Segment Open

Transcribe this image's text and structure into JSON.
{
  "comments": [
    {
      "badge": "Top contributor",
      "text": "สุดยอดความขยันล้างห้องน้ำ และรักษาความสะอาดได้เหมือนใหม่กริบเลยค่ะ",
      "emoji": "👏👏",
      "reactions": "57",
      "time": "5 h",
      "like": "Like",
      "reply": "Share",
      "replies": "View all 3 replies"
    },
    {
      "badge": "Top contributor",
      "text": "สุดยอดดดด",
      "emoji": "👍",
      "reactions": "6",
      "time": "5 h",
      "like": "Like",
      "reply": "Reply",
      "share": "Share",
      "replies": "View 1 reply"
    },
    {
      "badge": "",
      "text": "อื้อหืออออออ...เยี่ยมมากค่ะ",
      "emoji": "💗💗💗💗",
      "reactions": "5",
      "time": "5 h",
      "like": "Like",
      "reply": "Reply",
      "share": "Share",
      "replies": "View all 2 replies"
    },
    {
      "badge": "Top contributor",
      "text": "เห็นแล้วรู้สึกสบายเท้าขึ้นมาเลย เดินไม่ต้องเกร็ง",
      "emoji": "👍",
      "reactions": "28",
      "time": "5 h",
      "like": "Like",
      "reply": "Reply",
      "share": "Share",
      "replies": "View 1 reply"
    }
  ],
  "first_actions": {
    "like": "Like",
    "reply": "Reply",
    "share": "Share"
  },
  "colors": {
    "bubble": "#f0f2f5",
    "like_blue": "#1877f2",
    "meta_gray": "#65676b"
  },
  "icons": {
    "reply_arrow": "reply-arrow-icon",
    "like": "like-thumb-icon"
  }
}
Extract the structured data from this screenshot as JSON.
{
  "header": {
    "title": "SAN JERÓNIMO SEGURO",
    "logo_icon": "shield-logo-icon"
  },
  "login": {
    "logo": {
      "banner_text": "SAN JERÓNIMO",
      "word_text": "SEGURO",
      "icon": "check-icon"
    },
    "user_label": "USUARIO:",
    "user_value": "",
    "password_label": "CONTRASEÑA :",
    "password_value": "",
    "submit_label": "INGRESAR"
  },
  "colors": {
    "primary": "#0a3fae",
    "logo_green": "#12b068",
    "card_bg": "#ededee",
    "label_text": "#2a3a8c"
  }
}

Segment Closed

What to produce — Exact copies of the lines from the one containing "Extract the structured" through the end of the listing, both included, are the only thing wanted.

Answer section —
Extract the structured data from this screenshot as JSON.
{
  "header": {
    "title": "SAN JERÓNIMO SEGURO",
    "logo_icon": "shield-logo-icon"
  },
  "login": {
    "logo": {
      "banner_text": "SAN JERÓNIMO",
      "word_text": "SEGURO",
      "icon": "check-icon"
    },
    "user_label": "USUARIO:",
    "user_value": "",
    "password_label": "CONTRASEÑA :",
    "password_value": "",
    "submit_label": "INGRESAR"
  },
  "colors": {
    "primary": "#0a3fae",
    "logo_green": "#12b068",
    "card_bg": "#ededee",
    "label_text": "#2a3a8c"
  }
}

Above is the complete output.